Without any alteration, retype the records that appear below.

§ **Dataset rows for apps and sites**
···
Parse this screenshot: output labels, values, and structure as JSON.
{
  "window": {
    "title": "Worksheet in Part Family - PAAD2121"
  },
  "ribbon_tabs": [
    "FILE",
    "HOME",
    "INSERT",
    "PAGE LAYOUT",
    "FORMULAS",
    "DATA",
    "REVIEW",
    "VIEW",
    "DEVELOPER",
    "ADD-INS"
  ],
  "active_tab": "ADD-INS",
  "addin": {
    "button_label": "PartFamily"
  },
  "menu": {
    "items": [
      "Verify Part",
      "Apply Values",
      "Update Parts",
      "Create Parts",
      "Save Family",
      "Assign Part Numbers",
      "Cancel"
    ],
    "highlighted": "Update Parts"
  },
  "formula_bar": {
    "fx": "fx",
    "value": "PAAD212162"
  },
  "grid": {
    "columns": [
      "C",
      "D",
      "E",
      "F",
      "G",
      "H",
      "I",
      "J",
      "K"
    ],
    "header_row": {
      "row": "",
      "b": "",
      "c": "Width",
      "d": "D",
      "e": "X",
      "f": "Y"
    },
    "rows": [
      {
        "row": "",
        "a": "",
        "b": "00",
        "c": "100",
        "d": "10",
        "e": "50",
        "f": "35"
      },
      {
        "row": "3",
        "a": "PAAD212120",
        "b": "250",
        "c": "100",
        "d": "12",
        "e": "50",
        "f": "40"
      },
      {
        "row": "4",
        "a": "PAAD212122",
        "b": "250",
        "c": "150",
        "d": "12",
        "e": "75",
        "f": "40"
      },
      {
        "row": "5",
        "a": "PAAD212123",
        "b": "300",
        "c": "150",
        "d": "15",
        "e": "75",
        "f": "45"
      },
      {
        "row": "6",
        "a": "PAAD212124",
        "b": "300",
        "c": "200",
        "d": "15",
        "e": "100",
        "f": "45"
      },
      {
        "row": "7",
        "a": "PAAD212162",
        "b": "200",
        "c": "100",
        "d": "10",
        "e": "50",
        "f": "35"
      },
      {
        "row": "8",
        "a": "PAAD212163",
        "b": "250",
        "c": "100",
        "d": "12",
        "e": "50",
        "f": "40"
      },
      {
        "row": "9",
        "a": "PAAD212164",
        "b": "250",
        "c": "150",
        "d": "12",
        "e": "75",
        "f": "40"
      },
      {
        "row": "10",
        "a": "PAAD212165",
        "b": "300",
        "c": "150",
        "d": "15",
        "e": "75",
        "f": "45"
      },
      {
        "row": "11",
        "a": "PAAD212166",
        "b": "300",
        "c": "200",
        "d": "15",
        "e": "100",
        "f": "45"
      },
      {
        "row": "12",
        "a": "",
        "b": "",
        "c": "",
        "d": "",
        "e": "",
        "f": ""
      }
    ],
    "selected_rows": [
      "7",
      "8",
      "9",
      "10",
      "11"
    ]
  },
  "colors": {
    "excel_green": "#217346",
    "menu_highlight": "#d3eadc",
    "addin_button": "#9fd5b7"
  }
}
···
§ **EXERCISE RESULT**
Parse this screenshot: output labels, values, and structure as JSON.
{
  "window": {
    "title": "Worksheet in Part Family - PAAD2121"
  },
  "ribbon_tabs": [
    "FILE",
    "HOME",
    "INSERT",
    "PAGE LAYOUT",
    "FORMULAS",
    "DATA",
    "REVIEW",
    "VIEW",
    "DEVELOPER",
    "ADD-INS"
  ],
  "active_tab": "ADD-INS",
  "addin": {
    "button_label": "PartFamily"
  },
  "menu": {
    "items": [
      "Verify Part",
      "Apply Values",
      "Update Parts",
      "Create Parts",
      "Save Family",
      "Assign Part Numbers",
      "Cancel"
    ],
    "highlighted": "Update Parts"
  },
  "formula_bar": {
    "fx": "fx",
    "value": "PAAD212162"
  },
  "grid": {
    "columns": [
      "C",
      "D",
      "E",
      "F",
      "G",
      "H",
      "I",
      "J",
      "K"
    ],
    "header_row": {
      "row": "",
      "b": "",
      "c": "Width",
      "d": "D",
      "e": "X",
      "f": "Y"
    },
    "rows": [
      {
        "row": "",
        "a": "",
        "b": "00",
        "c": "100",
        "d": "10",
        "e": "50",
        "f": "35"
      },
      {
        "row": "3",
        "a": "PAAD212120",
        "b": "250",
        "c": "100",
        "d": "12",
        "e": "50",
        "f": "40"
      },
      {
        "row": "4",
        "a": "PAAD212122",
        "b": "250",
        "c": "150",
        "d": "12",
        "e": "75",
        "f": "40"
      },
      {
        "row": "5",
        "a": "PAAD212123",
        "b": "300",
        "c": "150",
        "d": "15",
        "e": "75",
        "f": "45"
      },
      {
        "row": "6",
        "a": "PAAD212124",
        "b": "300",
        "c": "200",
        "d": "15",
        "e": "100",
        "f": "45"
      },
      {
        "row": "7",
        "a": "PAAD212162",
        "b": "200",
        "c": "100",
        "d": "10",
        "e": "50",
        "f": "35"
      },
      {
        "row": "8",
        "a": "PAAD212163",
        "b": "250",
        "c": "100",
        "d": "12",
        "e": "50",
        "f": "40"
      },
      {
        "row": "9",
        "a": "PAAD212164",
        "b": "250",
        "c": "150",
        "d": "12",
        "e": "75",
        "f": "40"
      },
      {
        "row": "10",
        "a": "PAAD212165",
        "b": "300",
        "c": "150",
        "d": "15",
        "e": "75",
        "f": "45"
      },
      {
        "row": "11",
        "a": "PAAD212166",
        "b": "300",
        "c": "200",
        "d": "15",
        "e": "100",
        "f": "45"
      },
      {
        "row": "12",
        "a": "",
        "b": "",
        "c": "",
        "d": "",
        "e": "",
        "f": ""
      }
    ],
    "selected_rows": [
      "7",
      "8",
      "9",
      "10",
      "11"
    ]
  },
  "colors": {
    "excel_green": "#217346",
    "menu_highlight": "#d3eadc",
    "addin_button": "#9fd5b7"
  }
}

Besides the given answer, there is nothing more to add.